Now I have to figure out how to live my life without you... it’s not easy. Not only do I have to deal with the pain of missing you, but I also have to carry the heavy burden of not knowing if, what, when, where and how I could’ve done something...

But just so you know... I could have carried at least half your burden!... if only you would’ve let me.


Sleep in heavenly peace beautiful angel<3


Forever in my heart ❤️

Updated: May 9, 2019



Unconsciously we expect things to be a certain way, and that the ones we love will be here forever. For me, forever fell apart.

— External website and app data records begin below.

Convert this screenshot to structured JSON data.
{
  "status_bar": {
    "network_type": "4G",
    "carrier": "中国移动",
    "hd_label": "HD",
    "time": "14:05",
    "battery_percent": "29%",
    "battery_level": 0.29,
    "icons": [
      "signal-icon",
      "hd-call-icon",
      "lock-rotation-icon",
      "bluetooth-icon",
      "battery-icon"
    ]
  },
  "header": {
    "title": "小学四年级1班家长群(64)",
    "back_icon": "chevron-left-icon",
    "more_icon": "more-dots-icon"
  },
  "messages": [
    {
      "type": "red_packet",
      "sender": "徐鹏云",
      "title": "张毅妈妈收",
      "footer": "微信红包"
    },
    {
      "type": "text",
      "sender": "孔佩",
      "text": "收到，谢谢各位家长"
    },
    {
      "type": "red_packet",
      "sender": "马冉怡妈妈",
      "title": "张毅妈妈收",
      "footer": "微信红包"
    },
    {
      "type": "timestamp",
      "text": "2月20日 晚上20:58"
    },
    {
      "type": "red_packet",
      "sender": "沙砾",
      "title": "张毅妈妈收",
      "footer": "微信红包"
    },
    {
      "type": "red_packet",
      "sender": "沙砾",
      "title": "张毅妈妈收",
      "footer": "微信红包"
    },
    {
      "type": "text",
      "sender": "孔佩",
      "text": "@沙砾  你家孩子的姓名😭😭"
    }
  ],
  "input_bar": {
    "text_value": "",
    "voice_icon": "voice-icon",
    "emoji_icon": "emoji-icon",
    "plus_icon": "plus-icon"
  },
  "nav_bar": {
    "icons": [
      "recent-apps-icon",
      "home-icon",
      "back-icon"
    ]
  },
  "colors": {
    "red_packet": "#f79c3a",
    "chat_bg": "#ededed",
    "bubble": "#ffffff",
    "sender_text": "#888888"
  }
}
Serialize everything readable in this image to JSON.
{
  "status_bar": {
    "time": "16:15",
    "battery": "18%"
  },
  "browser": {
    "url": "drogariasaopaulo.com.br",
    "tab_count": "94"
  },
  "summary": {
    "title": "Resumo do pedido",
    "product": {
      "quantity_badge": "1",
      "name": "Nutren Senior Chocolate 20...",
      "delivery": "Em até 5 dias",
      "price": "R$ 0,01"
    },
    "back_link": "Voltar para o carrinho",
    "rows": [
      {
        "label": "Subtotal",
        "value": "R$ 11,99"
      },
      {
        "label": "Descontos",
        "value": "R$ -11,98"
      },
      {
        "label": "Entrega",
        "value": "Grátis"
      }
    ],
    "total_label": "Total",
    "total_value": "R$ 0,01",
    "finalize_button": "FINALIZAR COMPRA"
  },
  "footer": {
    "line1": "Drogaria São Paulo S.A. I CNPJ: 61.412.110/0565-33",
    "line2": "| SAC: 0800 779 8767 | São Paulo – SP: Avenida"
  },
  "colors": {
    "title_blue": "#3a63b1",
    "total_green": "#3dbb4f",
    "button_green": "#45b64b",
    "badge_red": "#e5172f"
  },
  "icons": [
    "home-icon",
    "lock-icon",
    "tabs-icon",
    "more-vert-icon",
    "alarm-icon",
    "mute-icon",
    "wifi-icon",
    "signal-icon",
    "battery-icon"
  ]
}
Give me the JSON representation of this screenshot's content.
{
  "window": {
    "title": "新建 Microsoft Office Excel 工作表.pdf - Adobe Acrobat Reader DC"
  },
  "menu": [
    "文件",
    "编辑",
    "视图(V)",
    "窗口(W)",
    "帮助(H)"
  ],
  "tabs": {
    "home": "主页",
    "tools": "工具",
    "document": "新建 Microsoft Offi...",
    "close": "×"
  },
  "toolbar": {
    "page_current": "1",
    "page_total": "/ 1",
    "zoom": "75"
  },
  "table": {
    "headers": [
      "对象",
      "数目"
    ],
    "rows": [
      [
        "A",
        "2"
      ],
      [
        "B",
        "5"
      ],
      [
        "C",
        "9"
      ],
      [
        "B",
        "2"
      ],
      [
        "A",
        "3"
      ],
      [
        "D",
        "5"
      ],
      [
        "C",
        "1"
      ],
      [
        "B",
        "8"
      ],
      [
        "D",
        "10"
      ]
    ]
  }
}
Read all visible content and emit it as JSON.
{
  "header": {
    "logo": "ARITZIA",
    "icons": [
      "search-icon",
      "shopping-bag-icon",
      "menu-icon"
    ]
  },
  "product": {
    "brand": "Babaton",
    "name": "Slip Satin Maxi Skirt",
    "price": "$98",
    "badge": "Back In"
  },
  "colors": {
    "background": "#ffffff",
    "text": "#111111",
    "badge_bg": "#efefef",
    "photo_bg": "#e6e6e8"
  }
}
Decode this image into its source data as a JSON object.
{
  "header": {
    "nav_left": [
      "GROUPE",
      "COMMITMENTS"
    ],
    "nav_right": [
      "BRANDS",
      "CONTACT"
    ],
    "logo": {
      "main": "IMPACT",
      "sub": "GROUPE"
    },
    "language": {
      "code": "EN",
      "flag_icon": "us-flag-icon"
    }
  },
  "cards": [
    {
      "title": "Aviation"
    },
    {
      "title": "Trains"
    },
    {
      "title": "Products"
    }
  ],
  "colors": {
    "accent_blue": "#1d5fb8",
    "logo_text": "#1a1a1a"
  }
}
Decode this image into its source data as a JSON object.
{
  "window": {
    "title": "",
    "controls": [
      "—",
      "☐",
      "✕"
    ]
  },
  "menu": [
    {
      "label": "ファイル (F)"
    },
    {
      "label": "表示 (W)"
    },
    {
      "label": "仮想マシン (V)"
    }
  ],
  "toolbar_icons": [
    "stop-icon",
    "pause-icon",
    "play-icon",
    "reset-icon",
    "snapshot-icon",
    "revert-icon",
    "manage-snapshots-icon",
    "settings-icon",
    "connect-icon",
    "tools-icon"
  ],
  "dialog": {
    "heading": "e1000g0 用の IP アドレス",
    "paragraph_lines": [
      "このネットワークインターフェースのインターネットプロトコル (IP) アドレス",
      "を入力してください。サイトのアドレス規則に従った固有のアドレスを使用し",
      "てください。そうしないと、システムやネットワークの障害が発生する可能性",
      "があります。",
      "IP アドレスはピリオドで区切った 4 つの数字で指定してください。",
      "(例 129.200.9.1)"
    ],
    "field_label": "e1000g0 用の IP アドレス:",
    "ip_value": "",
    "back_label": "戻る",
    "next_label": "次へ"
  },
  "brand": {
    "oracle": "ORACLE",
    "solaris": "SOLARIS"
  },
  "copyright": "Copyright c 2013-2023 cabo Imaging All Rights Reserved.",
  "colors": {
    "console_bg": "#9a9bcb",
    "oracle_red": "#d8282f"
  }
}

It’s been 9 months today since my brother took his own life, but it still feels like yesterday. On May 16, he was supposed to turn 36… he only made it to 35. Two years apart- we were born on the same day. This year was the first that I had to celebrate without him, and exactly one year since the last time we talked. Ever since the day he went away, nothing has been the same. When people ask me how I feel, truth be told- I don’t know. There are no words powerful enough to describe how I feel, no words strong enough to heal my pain… and no one like my brother that can ever fill the empty space in my heart. It’s like being in a different time and universe, watching the rest of the world move on like nothing ever happened. It’s so surreal.

Not only did I lose my brother that day, I lost my family… No matter how much I pray that time will heal and that things will get back to normal- the way it used to be, I know it won’t.

I was in Sweden visiting family and friends when I found out that my brother had died by suicide. After years of struggling with drug addiction, he just couldn’t take it anymore. He was in Psychiatric Inpatient Care at a hospital when he decided to end his life. I never got the chance to see him that summer before he died, and it really hurts. I will never know if it would’ve made any difference, but the thought of it breaks my heart- a little more for each day passed. I desperately went through his only two plastic bags of belongings, looking for some sort of note, letter or anything- But there was nothing. I just have to accept that I will never know where his thoughts were in that moment, or the final straw that made him come to the conclusion… What caused the moment to lose all hope? Or maybe it wasn’t just the moment?

So many questions without an answer.

I can only assume. And in the middle of all this, my flight back to LA and school had to be rescheduled. I had to make a decision fast, whether or not I wanted to continue my education in LA or move back to Sweden. I booked another flight that gave us about two more weeks to plan for the funeral and everything that comes with it. The following weeks went by slowly. Mom and I spent hours, even days in front of the TV, but I’m sure none of us would’ve been able to recall the name of any show that we watched that week. The couch became a therapy zone where we dwelled our thoughts and emotions. We spent days organizing all the practical things, so much that I think it served more than just one purpose. Somehow, we had to find ways to survive the emotional shock.

Grief is personal.

You don’t believe that it’s real when you lose someone that close to you, and I think it’s part of the process. The most bizarre part is when you have to choose a casket for the funeral, clothes you wish to see them in before you say your last goodbye, an urn for the remains of your loved one- a poem to describe your whole life together in just a few sentences… at the same time you’re trying to process the loss of your loved one to suicide. There is no right way to grieve, no time-limits for how long we need to process loss, and some people experience more complicated grief than others. I was co-dependent before I could even spell the word, and I lost my brother to drug addiction long before he died. The saddest and the hardest part to accept is that I don’t remember the last time he was happy.

For each day passed, I miss him even more.

When people ask me how I found the strength to get back upon my feet, and start school only a month after my brother died- I tell them that I didn’t. Strength found me. I don’t have any super powers, neither does my mom, my dad or my younger brother… You just live.